  • Sutton Blouse by True Bias
  • Cressida Skirt by Jennifer Lauren Vintage Patterns
  • Sugar Plum Dress by Lolita Patterns
  • Mississippi Ave Dress & Top by Sew House Seven
  • Ultimate Trousers by Sew Over It

Spend $32 or more and get these bonus patterns:

  • Cookie Blouson by Waffle Patterns
  • Bonnell Dress by Dixie DIY (that’s mine! you know you want this pattern!)

And if you spend $38 or more you’ll get all of the above patterns plus the:

  • Melissa Dress, Blouse & Skirt by Muse Patterns
  • the brand new, never before available Saltbox Top by Blueprints for Sewing
  • the brand new, never before available Sorrel Dress & Top by Seamster Sewing Patterns


Next month there’s going to be another bundle featuring more knit patterns so stay tuned for that one.

You’ve got until tomorrow August 13 to snatch up this bundle so go check it out at


In other news – the Refashioners has begun! Hop on over to Portia’s great blog every weekday this month and get inspired.


Then make your own refashion and share it on social media with #therefashioners2015 and you could win an incredible prize pack (including my Bonnell Dress pattern).


In the meantimen though, I’m on vacation for the rest of the week.

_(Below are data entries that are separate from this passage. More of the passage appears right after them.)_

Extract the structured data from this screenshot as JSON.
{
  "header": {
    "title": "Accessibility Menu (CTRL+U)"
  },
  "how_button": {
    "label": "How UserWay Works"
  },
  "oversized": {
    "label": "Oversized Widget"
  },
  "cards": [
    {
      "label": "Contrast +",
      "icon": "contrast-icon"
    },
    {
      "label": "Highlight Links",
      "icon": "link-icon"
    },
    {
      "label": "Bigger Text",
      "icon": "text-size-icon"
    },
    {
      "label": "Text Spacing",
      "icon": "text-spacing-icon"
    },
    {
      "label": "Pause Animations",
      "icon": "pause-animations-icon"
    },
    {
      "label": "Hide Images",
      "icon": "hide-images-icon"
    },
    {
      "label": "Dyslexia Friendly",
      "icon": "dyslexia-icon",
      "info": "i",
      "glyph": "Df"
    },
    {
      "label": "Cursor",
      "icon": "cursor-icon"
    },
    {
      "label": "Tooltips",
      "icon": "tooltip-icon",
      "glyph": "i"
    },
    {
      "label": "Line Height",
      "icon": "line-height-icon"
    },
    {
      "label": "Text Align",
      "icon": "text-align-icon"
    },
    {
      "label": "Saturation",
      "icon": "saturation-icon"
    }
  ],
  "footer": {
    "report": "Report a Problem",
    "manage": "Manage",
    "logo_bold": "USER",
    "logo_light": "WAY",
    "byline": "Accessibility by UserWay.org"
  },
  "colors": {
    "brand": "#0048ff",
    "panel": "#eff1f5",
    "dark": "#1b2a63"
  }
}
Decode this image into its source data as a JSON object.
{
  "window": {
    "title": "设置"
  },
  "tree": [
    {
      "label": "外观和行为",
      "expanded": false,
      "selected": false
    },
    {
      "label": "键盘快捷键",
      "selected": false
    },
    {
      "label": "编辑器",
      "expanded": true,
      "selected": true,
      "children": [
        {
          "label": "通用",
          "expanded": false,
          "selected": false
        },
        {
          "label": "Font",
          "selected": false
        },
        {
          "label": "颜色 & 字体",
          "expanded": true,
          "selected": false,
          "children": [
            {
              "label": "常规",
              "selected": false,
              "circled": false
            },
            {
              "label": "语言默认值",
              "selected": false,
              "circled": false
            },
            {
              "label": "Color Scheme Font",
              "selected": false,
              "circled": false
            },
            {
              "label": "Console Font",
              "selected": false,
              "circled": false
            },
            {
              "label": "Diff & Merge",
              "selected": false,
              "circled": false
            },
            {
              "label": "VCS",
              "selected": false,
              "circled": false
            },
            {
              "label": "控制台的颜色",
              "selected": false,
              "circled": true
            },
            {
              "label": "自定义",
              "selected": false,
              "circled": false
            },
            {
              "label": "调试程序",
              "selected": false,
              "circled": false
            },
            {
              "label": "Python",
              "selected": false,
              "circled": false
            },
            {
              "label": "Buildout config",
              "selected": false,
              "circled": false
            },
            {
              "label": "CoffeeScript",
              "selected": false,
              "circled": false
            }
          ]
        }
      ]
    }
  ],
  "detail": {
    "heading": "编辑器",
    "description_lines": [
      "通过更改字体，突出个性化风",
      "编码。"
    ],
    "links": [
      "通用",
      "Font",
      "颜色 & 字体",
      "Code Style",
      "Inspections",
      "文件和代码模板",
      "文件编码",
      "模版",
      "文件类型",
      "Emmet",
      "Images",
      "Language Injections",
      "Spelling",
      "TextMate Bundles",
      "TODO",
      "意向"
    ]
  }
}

If you have questions about patterns or anything else you can always email me or leave a comment, but response time might be a little slower with my infrequent Internet connection. However when I get back I’ll have fun new projects to share!